Among other places WPON solves many of the problems with apartment buildings and other multiple dwelling units. It also bypasses obstacles like installing fibre along rights of way or getting past difficult neighbours. Chorus also sees it being used for places like business parks.
Nokia's WPON, or Wireless Passive Optical Networking, uses the WiGig standard. That's 802.11ad. The same technology is sometimes used to extend the performance of indoor Wi-Fi networks.
A WPON access point can be attached to an access point on an existing telephone pole or lamppost. This connects direct to the fibre running in the street. Customers need an outdoor antenna connected to their indoor router by an Ethernet cable.
The system uses unlicensed frequencies in the 60GHz spectrum. This is the mmWave or V band. Typically radio waves at these frequencies are absorbed by the air and can be subject to rain fade. They are often blocked by trees. While communications in this band are line of sight only, the distances are small, a few hundred metres at most which minimises the disruption from air or water molecules.

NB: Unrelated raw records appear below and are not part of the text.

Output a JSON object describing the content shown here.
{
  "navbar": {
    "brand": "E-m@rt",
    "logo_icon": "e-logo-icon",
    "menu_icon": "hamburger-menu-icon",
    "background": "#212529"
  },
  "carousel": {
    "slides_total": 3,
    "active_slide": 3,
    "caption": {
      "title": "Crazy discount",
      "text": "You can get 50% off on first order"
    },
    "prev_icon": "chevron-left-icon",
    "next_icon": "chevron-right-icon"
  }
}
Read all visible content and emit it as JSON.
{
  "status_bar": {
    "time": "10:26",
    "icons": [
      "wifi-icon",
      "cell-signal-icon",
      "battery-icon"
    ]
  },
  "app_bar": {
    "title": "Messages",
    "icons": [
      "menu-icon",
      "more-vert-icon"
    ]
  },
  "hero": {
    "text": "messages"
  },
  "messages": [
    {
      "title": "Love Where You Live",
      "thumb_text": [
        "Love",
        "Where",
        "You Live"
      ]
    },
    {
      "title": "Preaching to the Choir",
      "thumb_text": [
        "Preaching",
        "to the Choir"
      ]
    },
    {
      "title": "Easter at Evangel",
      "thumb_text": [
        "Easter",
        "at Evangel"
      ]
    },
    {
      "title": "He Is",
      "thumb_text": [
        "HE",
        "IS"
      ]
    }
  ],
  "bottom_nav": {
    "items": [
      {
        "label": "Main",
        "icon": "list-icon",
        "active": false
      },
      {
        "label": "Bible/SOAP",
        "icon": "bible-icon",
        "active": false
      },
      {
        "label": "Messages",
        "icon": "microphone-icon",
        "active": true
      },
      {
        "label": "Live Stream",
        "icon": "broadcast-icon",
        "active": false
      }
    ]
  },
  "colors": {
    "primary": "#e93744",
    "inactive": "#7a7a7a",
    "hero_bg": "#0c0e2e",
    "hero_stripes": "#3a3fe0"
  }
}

Chorus says that in testing, WPON manages a speed of around 1.6Gbps over 150m. The theoretical maximum speed is 3Gbps. In other words it can work with any exisiting UFB fibre plan although, as things stand, it is not suitable for the 10G service that is now being tested.
Ed Hyde, Chorus chief customer officer, says WPON is a useful tool in his company's toolbox and builds on other recent innovations such as 10Gbps services and lower price gigabit services.